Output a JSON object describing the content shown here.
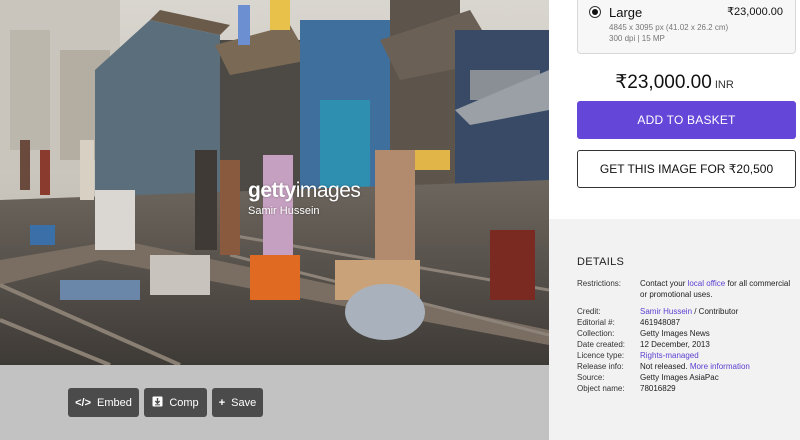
{
  "photo": {
    "watermark_logo_bold": "getty",
    "watermark_logo_light": "images",
    "watermark_credit": "Samir Hussein"
  },
  "toolbar": {
    "embed_icon": "</>",
    "embed_label": "Embed",
    "comp_icon": "download-icon",
    "comp_label": "Comp",
    "save_icon": "+",
    "save_label": "Save"
  },
  "size_option": {
    "name": "Large",
    "price": "₹23,000.00",
    "dimensions": "4845 x 3095 px (41.02 x 26.2 cm)",
    "meta": "300 dpi | 15 MP",
    "selected": true
  },
  "price": {
    "amount": "₹23,000.00",
    "currency": "INR"
  },
  "buttons": {
    "add_to_basket": "ADD TO BASKET",
    "get_image": "GET THIS IMAGE FOR ₹20,500"
  },
  "details": {
    "title": "DETAILS",
    "restrictions_label": "Restrictions:",
    "restrictions_pre": "Contact your ",
    "restrictions_link": "local office",
    "restrictions_post": " for all commercial or promotional uses.",
    "credit_label": "Credit:",
    "credit_link": "Samir Hussein",
    "credit_post": " / Contributor",
    "editorial_label": "Editorial #:",
    "editorial_value": "461948087",
    "collection_label": "Collection:",
    "collection_value": "Getty Images News",
    "date_label": "Date created:",
    "date_value": "12 December, 2013",
    "licence_label": "Licence type:",
    "licence_link": "Rights-managed",
    "release_label": "Release info:",
    "release_value": "Not released. ",
    "release_link": "More information",
    "source_label": "Source:",
    "source_value": "Getty Images AsiaPac",
    "object_label": "Object name:",
    "object_value": "78016829"
  },
  "colors": {
    "accent": "#6446d8",
    "link": "#5c3fd0",
    "toolbar_button": "#4b4b4b"
  }
}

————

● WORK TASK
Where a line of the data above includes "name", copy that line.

● TASK OUTPUT
    "name": "Large",
    "object_label": "Object name:",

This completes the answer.